** Task details **
Copy out each line from the material where the word "your" is found.

** Given information **
◇ ◇ ◇ ◇ ◇
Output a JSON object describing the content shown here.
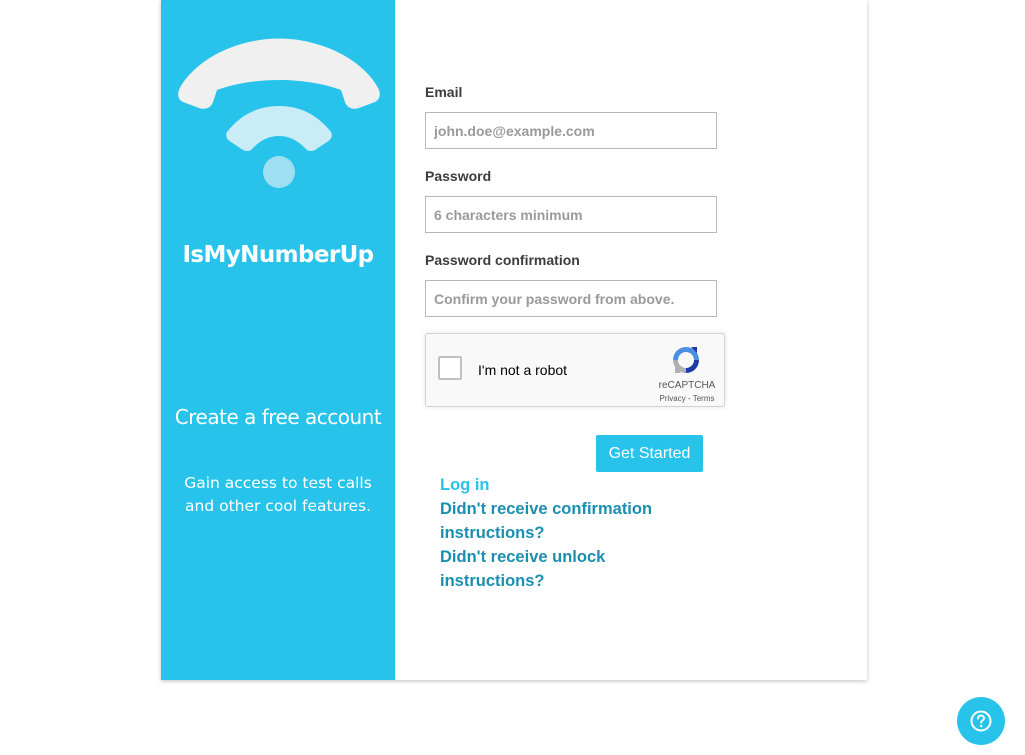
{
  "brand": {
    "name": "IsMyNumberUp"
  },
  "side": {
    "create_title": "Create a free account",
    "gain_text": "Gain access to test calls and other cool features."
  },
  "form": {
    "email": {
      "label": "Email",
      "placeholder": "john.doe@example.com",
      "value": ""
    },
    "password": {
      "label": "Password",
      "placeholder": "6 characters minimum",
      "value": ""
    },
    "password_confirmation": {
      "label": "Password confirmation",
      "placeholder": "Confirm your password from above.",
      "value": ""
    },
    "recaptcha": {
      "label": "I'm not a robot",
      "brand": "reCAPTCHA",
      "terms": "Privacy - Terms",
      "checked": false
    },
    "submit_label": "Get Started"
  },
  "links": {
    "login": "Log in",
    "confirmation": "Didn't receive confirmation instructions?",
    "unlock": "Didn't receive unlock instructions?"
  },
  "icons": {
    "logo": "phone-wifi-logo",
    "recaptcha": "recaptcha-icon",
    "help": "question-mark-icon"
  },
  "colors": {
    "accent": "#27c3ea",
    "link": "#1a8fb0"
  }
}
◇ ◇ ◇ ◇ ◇
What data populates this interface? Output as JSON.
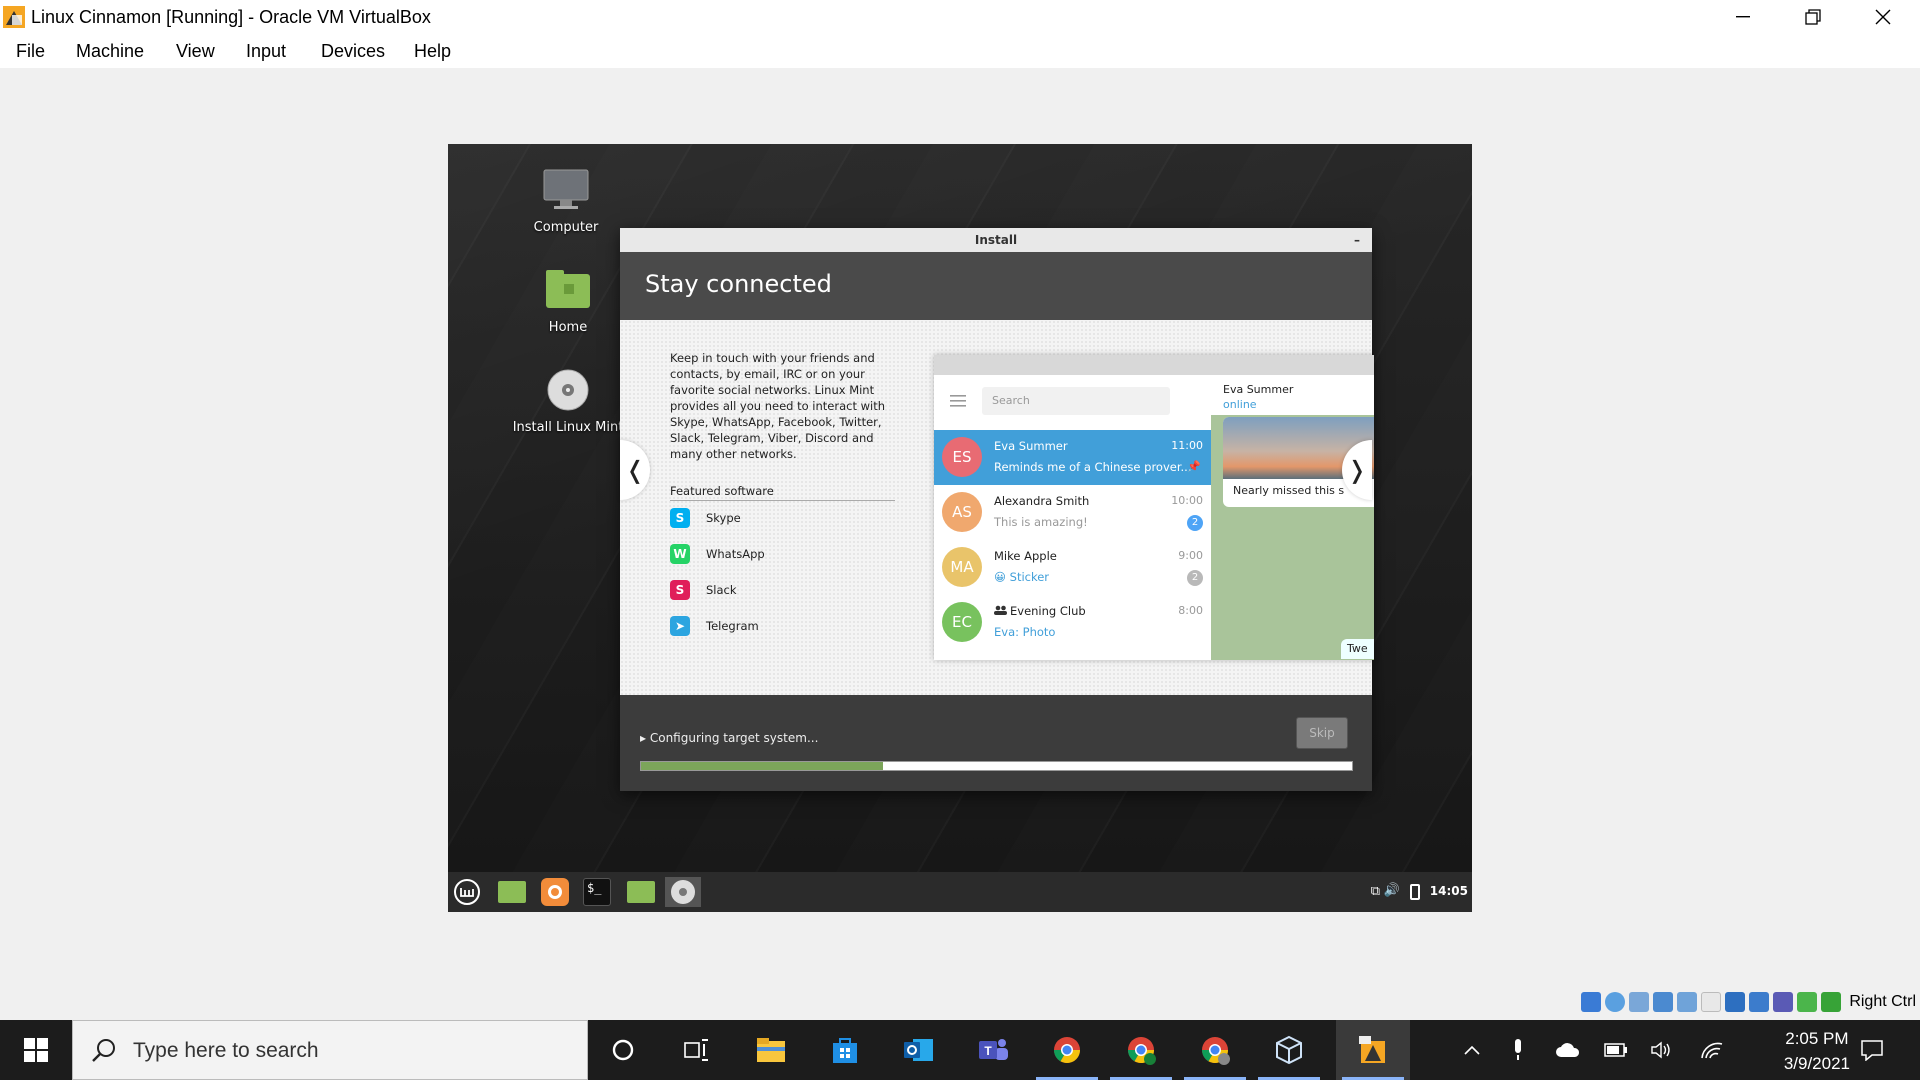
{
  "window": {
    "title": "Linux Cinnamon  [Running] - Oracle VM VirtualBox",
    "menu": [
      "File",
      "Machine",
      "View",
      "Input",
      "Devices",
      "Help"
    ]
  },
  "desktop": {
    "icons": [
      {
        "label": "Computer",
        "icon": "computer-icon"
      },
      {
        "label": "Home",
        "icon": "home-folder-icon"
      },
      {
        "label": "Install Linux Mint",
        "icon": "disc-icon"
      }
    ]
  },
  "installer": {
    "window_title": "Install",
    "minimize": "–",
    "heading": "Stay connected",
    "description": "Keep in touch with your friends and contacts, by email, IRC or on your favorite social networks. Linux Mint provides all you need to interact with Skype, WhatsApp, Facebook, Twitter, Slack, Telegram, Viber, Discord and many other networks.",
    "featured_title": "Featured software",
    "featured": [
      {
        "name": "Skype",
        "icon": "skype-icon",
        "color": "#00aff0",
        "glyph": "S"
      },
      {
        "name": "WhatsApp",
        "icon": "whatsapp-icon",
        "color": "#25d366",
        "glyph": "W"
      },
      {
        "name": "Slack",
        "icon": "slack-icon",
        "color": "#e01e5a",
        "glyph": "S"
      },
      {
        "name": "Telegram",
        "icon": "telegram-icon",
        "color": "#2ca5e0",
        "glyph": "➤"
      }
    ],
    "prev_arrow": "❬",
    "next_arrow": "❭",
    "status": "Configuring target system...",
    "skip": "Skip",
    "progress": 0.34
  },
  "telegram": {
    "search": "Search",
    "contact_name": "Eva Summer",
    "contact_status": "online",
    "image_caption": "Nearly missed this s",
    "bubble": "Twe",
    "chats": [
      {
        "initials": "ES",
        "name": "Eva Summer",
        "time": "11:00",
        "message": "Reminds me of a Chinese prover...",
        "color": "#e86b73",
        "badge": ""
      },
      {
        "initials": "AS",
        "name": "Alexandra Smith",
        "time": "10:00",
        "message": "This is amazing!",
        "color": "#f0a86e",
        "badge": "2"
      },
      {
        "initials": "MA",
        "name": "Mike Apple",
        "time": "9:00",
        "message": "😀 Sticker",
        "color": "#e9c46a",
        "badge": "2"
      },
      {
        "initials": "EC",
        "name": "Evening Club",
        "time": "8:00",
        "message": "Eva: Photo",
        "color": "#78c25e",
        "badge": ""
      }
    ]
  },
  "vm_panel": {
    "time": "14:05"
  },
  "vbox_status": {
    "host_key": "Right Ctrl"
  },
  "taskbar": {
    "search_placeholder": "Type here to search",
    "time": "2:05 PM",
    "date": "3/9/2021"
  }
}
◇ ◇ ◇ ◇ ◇
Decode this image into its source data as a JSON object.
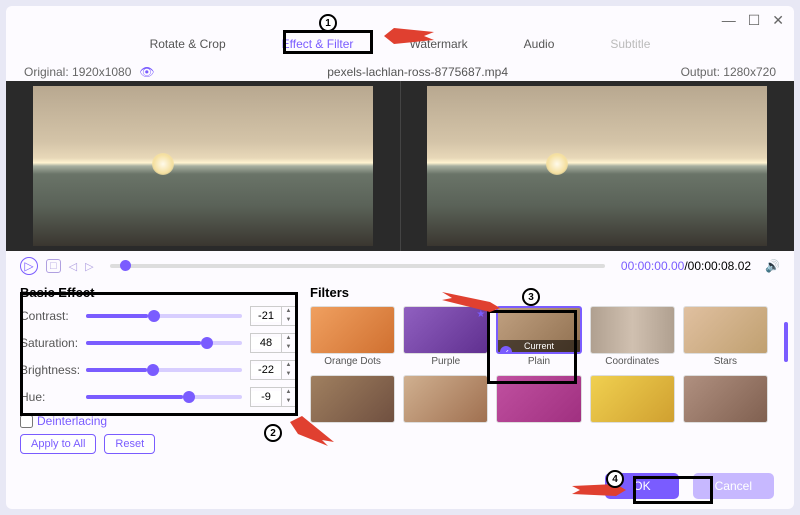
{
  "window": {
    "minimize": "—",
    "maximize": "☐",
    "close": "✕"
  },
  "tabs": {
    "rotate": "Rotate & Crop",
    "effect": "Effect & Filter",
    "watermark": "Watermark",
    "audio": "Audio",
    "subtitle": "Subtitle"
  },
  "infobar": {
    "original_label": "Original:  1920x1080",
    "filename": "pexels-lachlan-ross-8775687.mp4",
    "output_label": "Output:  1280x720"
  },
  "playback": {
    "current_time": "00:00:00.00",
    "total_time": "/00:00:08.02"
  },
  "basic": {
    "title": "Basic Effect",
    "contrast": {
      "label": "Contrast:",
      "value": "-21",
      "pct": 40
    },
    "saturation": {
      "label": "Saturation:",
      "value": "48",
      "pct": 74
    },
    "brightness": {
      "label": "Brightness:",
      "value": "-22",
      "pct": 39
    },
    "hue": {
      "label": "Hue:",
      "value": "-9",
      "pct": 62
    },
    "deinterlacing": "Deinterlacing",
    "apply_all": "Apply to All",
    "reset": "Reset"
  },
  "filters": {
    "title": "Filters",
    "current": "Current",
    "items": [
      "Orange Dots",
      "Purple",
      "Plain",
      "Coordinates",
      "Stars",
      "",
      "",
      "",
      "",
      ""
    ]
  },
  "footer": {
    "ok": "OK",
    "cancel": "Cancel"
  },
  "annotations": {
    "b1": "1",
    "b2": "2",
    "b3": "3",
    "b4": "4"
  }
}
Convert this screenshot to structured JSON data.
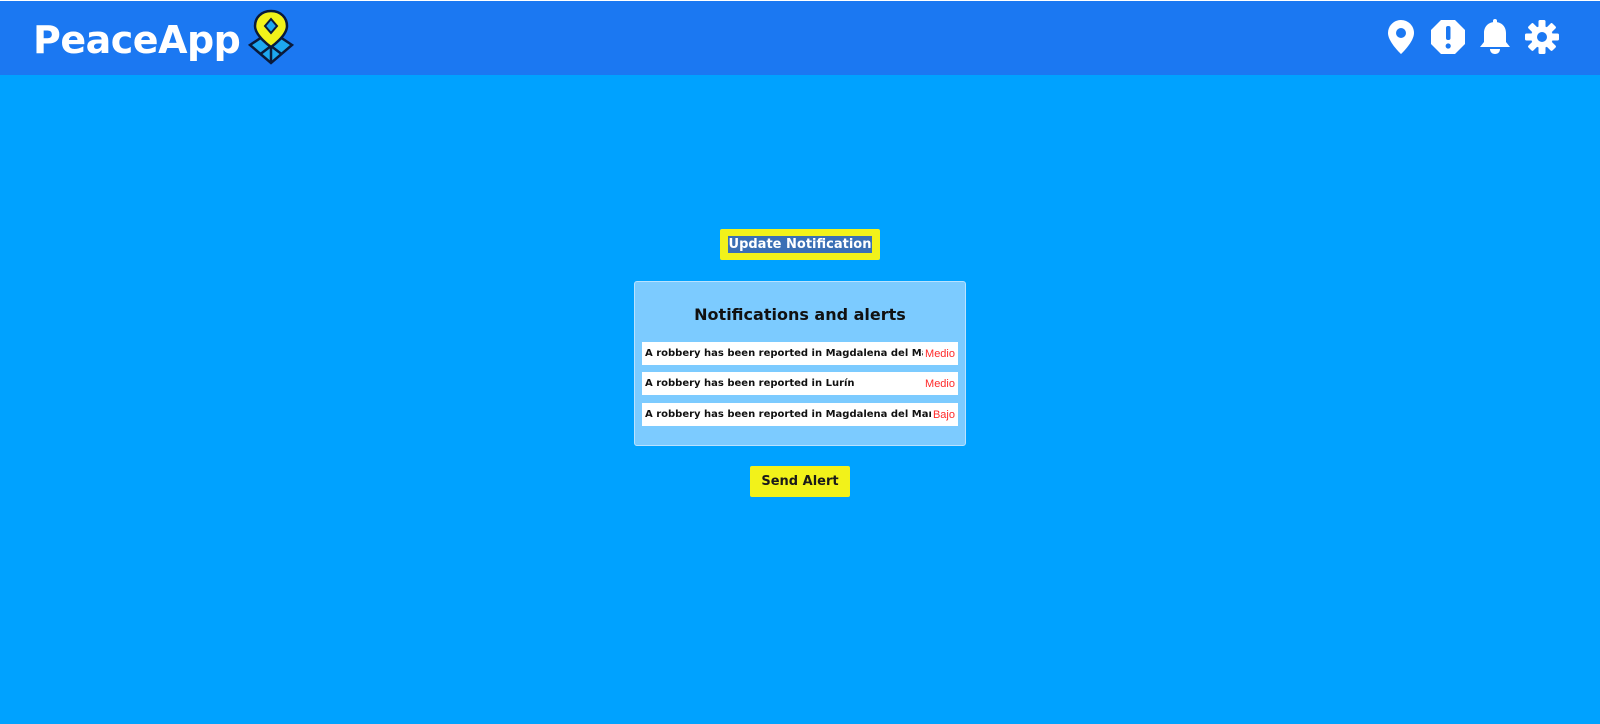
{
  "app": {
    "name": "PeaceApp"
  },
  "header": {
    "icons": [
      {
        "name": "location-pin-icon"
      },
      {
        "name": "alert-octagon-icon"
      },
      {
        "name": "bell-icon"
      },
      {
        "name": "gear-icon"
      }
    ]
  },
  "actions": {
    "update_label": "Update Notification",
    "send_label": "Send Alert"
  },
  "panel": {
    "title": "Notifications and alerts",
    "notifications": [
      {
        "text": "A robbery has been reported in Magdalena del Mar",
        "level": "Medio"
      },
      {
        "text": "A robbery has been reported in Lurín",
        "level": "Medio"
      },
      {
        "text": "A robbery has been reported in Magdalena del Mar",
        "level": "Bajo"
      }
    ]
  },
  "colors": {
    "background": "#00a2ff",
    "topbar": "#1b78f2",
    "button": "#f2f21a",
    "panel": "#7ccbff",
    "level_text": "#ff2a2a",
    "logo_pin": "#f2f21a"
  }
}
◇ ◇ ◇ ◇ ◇
** Exercise response **
      "placeholder": "Confirm your password from above.",
    "description": "Keep in touch with your friends and contacts, by email, IRC or on your favorite social networks. Linux Mint provides all you need to interact with Skype, WhatsApp, Facebook, Twitter, Slack, Telegram, Viber, Discord and many other networks.",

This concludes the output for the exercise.